Skip to main content
Advertisement
Advertisement
Norway's Fisheries Directorate rejected Biolaks' plan to link a bioreactor to semi-closed cages. Illustration: Biolaks
Norway's Fisheries Directorate rejected Biolaks' plan to link a bioreactor to semi-closed cages. Illustration: Biolaks

A proposal for a semi-closed salmon farm linked to a bioreactor for the growth of microalgae has been rejected by Norway’s Fisheries Directorate.

Advertisement

Biolaks AS applied for five development licences for the concept but was told its ideas didn’t add enough extra value in comparison to similar semi-closed cages.

The Norwegian company proposed a group of floating semi-closed cages linked to a bioreactor.  The concept includes a mechanical waste separator and a new type of filter for water intake, as well as a transport solution for fish.

Biolaks had plans to use the bioreactor as both a filter for the entire plant and to convert the waste into products such as oxygen, and omega 3 and proteins for use in feed production. 

Too similar to other projects

The Fisheries Directorate said the Biolaks plan was too similar to project by AkvaDesign and Ecomerden and did not meet the “significant innovation” standard required for development licences.

Norway’s development licences allow fish farmers to grow extra biomass for a limited period to offset the cost of developing novel and sustainable production methods.

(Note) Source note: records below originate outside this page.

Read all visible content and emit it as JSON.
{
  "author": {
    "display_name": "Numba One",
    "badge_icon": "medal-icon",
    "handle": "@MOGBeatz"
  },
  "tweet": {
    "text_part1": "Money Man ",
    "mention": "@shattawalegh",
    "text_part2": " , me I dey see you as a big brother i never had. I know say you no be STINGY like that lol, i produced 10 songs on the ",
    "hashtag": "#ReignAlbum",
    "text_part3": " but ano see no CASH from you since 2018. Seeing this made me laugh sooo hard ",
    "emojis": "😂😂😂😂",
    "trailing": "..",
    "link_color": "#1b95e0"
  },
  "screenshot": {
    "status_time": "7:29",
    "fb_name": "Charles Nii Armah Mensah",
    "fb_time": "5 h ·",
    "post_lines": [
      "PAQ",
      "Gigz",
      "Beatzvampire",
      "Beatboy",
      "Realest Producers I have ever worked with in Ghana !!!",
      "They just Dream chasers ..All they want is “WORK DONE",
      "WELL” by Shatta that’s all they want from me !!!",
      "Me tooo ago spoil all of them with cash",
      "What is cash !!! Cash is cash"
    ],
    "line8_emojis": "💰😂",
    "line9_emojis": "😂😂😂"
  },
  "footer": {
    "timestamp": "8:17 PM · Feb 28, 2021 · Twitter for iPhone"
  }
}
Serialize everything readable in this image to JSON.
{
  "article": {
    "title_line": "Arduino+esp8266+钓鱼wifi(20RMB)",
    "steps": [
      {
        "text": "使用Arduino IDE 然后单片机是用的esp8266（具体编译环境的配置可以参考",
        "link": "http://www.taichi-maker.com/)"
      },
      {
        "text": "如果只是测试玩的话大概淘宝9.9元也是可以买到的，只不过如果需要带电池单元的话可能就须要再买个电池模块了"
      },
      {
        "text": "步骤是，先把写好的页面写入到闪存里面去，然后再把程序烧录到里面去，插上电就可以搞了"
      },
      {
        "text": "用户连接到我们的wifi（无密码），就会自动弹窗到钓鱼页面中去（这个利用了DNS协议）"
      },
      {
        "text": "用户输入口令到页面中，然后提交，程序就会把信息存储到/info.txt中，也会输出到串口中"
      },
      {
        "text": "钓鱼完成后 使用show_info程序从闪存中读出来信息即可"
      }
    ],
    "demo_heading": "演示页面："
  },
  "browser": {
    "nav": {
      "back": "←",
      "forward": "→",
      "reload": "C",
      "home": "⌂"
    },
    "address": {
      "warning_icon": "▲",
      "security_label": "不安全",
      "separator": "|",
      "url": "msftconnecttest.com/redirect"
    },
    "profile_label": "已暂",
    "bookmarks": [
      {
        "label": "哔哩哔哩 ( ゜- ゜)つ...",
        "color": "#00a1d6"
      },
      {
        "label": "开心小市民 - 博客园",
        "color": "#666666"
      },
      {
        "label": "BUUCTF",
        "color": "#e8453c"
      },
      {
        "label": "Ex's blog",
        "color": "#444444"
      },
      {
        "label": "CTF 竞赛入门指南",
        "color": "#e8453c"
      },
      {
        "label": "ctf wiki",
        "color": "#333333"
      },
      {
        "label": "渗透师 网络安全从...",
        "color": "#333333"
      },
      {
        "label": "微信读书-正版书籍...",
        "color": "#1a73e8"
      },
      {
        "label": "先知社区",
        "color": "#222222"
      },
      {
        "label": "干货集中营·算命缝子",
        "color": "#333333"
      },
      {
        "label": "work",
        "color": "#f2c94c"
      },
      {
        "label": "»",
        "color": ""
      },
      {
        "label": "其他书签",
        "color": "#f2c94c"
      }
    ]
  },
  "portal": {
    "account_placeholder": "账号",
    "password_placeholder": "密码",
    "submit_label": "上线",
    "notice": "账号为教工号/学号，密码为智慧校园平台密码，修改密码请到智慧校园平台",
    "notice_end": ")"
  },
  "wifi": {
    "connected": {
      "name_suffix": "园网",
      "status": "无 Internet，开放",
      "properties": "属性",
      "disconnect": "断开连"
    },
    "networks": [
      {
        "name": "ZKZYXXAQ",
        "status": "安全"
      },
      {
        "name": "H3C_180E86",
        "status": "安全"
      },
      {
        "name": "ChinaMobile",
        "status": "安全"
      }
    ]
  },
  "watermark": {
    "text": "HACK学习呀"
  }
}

A large number of companies have applied for licences but many are rejected while others get the green light but with a smaller biomass than requested.

Advertisement